## Hierarchy

A containment hierarchy is a hierarchical collection of strictly nested sets. Each entry in the hierarchy designates a set such that the previous entry is a strict superset, and the next entry is a strict subset. For example, all rectangles are quadrilaterals, but not all quadrilaterals are rectangles, and all squares are rectangles, but not all rectangles are squares. ...more on Wikipedia about "Containment hierarchy"

A hierarchical organization is an organization structured in a way such that every entity in the organazation, except one, is subordinate to a single other entity. This is the dominant mode of organization among large organizations; most corporations, governments, and organized religions are hierarchical organizations. ...more on Wikipedia about "Hierarchical organization"

A hierarchy (in Greek: Ιεραρχία, it is derived from ιερός-hieros, sacred, and άρχω-arkho, rule) is a system of ranking and organizing things or people, where each element of the system (except for the top element) is subordinate to a single other element. ...more on Wikipedia about "Hierarchy"

(Hierarchy (mathematics)) * Transitivity — if a is superior to b, and b is superior to c, then a is superior to c; ...more on Wikipedia about "Hierarchy (mathematics)"
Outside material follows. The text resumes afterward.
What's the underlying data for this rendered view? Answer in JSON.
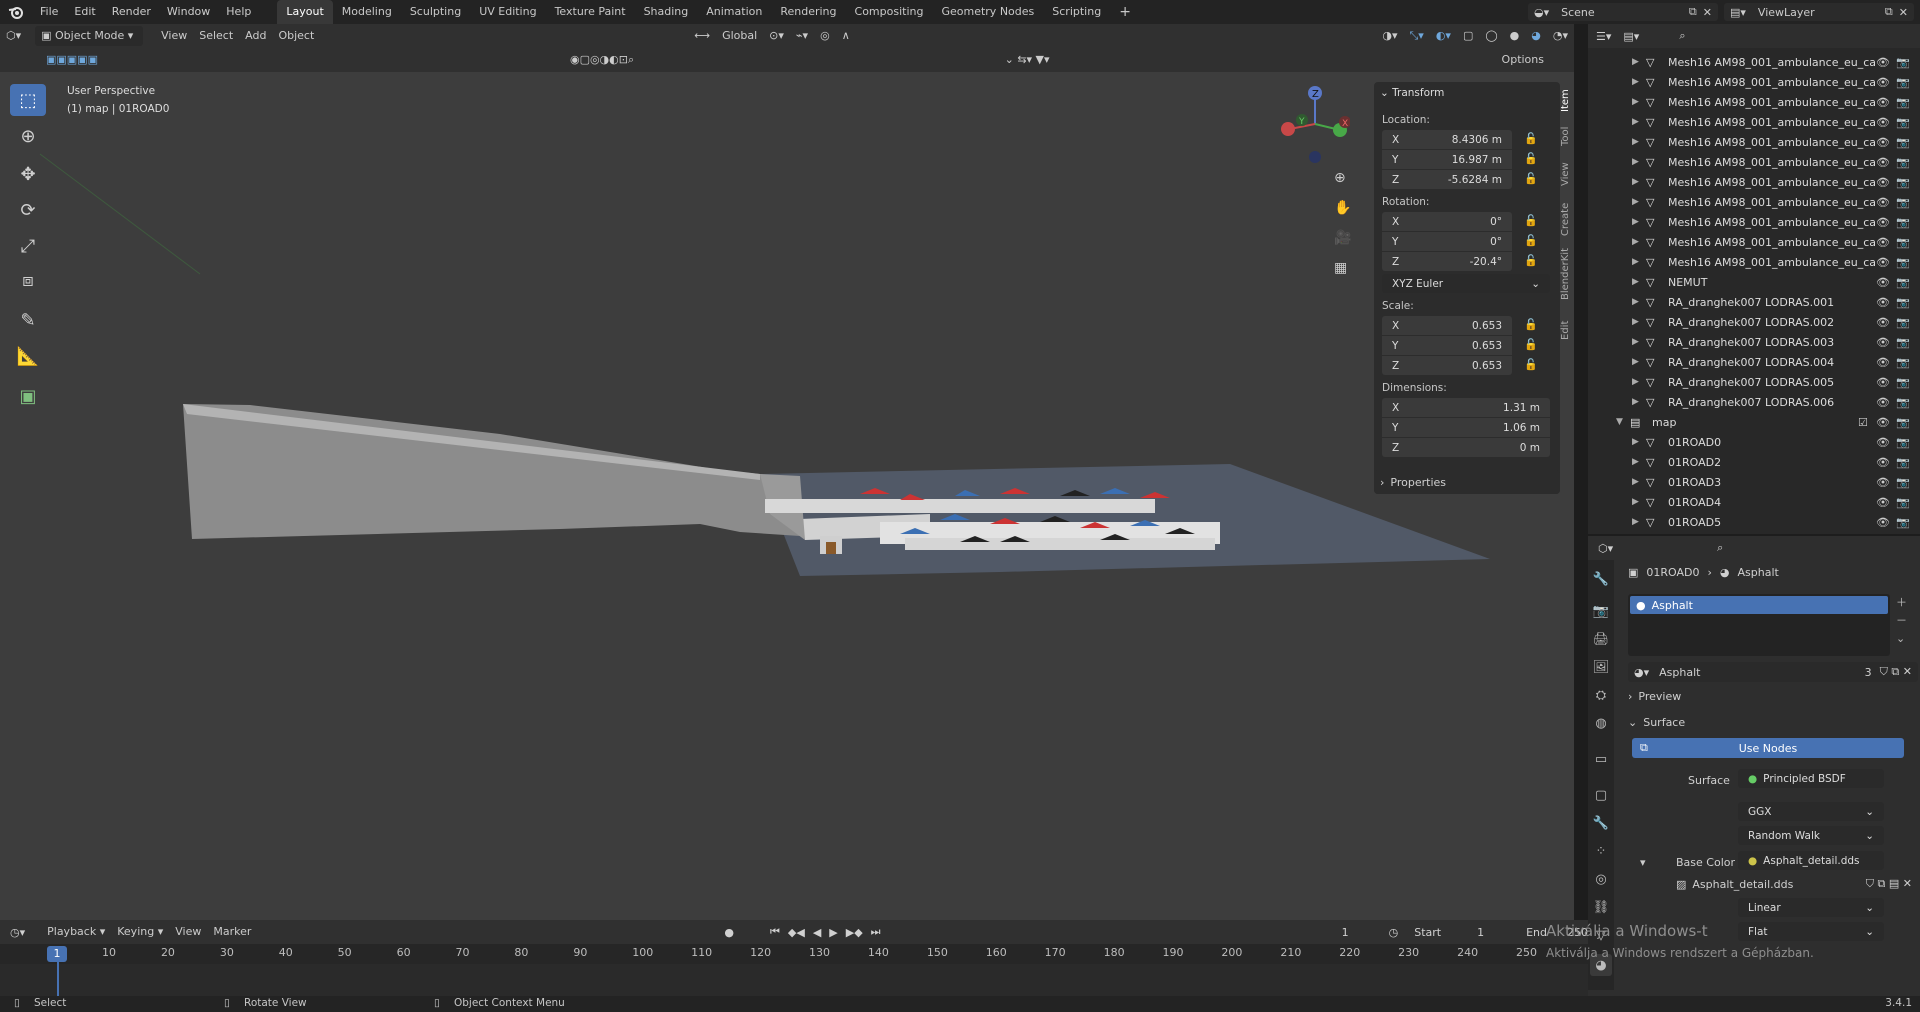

Aggregation or Composition relationships in object-oriented design also form a hierarchy, composition hierarchy. ...more on Wikipedia about "Hierarchy (object-oriented programming)"

The hierarchical arrangement of storage in current computer architectures is called the memory hierarchy. Each level of the hierarchy is of higher speed and lower latency, and is of smaller size, than lower levels. ...more on Wikipedia about "Memory hierarchy"

Social hierarchy, a multi-tiered pyramid-like social or functional structure having an apex as the centralization of power. Typically, institutions as businesses, churches, armies and political movements, etc., are structured hierarchically. Commonly, superiors in the apex position, called bosses, have more power than their subordinates at the base of the structure. Thus, the asymmetrical relationship might be one "has power over" others. Some analysts however question whether power "really" works as the standard indicates. See also: chain of command. ...more on Wikipedia about "Social hierarchy"